(American, 1891 - 1982)
Watercolor No. 23
Watercolor 19 x 27 inches
Signed and dated at lower right: “Johnson 43”
This watercolor, one of thirty-seven that Jonson painted in 1943, reflects the geometric abstraction of the Dutch artist Piet Mondrian(1872–1944).
About the Artist
(American, 1891 - 1982)
Raymond Johnson was born in Chariton, Iowa, the son of a poor Baptist minister who led an itinerant life before settling in Portland, Oregon. In 1909 Jonson enrolled in the newly established Museum Art School of the Portland Art Association, where he studied with a former student of the noted teacher Arthur Wesley Dow (1857-1922). The following year he moved to Chicago and entered the Chicago Academy of Fine Arts. Shortly thereafter Jonson attended the Art Institute of Chicago, where the B.J.O. Nordfeldt (1878-1955) introduced him to modernism.
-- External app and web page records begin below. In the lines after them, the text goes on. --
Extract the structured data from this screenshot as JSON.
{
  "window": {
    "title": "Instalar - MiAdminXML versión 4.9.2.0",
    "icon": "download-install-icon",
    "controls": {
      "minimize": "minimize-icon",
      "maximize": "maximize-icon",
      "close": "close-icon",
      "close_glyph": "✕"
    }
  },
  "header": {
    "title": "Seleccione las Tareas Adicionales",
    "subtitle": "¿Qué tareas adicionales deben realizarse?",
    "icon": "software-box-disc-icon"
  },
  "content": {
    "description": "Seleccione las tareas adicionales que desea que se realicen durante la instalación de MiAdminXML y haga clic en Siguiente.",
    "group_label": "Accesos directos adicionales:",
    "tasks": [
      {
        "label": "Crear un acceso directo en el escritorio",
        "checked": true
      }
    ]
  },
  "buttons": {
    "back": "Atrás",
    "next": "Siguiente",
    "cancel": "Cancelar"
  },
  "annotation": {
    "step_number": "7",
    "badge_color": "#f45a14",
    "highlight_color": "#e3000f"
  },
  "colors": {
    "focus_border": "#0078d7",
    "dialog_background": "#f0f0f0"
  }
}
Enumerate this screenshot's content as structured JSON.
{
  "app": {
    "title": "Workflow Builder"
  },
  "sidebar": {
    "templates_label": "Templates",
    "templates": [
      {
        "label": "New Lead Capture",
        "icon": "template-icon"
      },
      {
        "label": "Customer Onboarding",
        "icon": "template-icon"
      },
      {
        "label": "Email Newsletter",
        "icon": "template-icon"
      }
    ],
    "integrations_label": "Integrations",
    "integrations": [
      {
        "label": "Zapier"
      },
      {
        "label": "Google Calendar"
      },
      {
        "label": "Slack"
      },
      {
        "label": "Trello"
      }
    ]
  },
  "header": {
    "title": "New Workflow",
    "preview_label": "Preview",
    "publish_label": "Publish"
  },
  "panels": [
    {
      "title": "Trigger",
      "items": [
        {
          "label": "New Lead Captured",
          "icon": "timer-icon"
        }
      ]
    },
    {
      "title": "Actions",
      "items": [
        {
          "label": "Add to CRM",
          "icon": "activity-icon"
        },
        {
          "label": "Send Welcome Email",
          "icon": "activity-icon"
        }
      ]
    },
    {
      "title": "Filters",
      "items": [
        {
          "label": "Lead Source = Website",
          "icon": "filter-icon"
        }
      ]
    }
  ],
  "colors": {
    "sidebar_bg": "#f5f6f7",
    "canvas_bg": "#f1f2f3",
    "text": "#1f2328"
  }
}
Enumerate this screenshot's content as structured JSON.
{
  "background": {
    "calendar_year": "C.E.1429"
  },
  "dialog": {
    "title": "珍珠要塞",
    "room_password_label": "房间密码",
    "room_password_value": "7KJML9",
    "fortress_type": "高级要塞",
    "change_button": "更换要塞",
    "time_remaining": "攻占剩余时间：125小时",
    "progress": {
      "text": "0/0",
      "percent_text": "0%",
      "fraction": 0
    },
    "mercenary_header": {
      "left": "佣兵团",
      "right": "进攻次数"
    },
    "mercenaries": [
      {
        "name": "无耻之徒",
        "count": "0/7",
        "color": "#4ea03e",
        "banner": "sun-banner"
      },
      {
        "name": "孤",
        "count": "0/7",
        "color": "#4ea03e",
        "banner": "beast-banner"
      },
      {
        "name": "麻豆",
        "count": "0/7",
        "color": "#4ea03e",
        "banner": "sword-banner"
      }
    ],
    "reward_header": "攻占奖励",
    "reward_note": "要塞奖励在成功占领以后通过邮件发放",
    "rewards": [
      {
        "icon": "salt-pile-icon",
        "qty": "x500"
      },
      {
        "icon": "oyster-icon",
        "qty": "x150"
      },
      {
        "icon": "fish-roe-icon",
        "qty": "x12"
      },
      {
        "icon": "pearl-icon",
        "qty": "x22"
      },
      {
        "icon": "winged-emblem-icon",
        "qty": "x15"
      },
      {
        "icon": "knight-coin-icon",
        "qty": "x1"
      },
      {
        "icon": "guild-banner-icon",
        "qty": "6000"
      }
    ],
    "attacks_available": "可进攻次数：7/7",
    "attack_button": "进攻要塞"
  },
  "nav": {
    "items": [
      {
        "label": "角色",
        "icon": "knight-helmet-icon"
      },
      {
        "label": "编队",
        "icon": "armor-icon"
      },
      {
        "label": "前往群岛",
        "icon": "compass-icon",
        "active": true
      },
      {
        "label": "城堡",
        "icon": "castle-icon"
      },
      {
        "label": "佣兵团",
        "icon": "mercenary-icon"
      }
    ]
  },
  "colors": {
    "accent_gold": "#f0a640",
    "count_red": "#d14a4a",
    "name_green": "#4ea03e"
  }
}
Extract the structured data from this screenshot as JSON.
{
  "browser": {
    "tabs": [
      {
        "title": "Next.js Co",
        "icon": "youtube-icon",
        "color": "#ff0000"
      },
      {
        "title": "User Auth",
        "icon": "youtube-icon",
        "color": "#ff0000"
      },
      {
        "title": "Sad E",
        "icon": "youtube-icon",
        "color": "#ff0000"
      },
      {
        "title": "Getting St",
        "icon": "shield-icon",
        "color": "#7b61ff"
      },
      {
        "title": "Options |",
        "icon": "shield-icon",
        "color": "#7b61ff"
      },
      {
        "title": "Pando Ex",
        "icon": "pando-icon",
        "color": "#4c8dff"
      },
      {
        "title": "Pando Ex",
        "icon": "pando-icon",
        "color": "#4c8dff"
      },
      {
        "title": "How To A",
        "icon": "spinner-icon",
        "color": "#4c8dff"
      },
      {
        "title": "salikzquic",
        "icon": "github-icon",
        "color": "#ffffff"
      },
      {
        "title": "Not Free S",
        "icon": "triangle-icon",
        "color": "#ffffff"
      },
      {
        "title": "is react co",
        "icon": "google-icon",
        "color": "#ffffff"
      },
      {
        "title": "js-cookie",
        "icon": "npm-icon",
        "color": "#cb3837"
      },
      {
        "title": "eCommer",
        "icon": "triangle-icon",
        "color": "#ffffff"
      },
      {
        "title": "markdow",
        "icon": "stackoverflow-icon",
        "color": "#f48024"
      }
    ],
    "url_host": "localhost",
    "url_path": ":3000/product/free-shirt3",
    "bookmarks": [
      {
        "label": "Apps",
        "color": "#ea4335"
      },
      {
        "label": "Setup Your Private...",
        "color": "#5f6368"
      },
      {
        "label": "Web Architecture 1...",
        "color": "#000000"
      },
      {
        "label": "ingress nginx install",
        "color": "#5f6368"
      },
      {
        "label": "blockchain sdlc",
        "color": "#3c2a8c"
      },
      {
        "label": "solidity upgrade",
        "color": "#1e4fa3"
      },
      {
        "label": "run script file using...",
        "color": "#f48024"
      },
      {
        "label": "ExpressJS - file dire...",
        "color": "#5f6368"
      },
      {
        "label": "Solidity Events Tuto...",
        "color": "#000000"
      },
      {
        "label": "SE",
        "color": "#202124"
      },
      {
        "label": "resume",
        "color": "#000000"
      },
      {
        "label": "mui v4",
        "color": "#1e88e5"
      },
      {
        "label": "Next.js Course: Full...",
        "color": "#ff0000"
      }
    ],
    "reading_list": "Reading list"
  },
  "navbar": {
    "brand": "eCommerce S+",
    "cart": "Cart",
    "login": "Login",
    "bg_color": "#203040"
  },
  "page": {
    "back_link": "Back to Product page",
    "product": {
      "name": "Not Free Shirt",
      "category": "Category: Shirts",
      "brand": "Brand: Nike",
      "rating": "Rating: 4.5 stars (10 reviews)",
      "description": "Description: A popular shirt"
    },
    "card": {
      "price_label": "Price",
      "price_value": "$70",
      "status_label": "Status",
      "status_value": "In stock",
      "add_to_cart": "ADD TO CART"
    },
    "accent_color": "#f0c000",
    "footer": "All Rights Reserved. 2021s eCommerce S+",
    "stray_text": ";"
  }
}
Between 1912 and 1917 Jonson worked as the lighting, stage set, costume and graphics designer for the experimental Chicago Little Theatre, and gained an international reputation for his minimalist stage designs and dramatic lighting effects.
Jonson spent the summer of 1922 in Santa Fe, New Mexico and settled there permanently two years later. He devoted himself entirely to painting, and tirelessly advocated modernism through teaching and organizing exhibitions. In 1938 he began to teach part-time at the University of New Mexico at Albuquerque, and founded the Transcendental Painting Group of abstract artists. Johnson began to teach at the University of New Mexico full-time in 1950, and lived in the Jonson Gallery, a studio, residence, and exhibition area that had been specially built on campus for him (it is now part of the University Art Museum of The University of New Mexico). He became emeritus professor of art at the university in 1954, but remained director of the gallery. Jonson was a highly individualistic artist and important pioneer in the history American abstract painting.¹
1. The standard biography of Jonson is Ed Garman, The Art of Raymond Jonson, Painter (Albuquerque: University of New Mexico Press, 1976); useful discussions of him are Virginia M. Mecklenburg, The Patricia and Phillip Frost Collection: American Abstraction, 1930-1945 (Washington, DC: National Museum of American Art and Smithsonian Institution Press, 1989), pp. 115-117, and Gail Levin and Marianne Lorenz, Theme & Improvisation: Kandinsky & the American Avant-Garde, 1912-1950 (exh. cat. Dayton Art Institute, Ohio, 1992), pp. 91-116.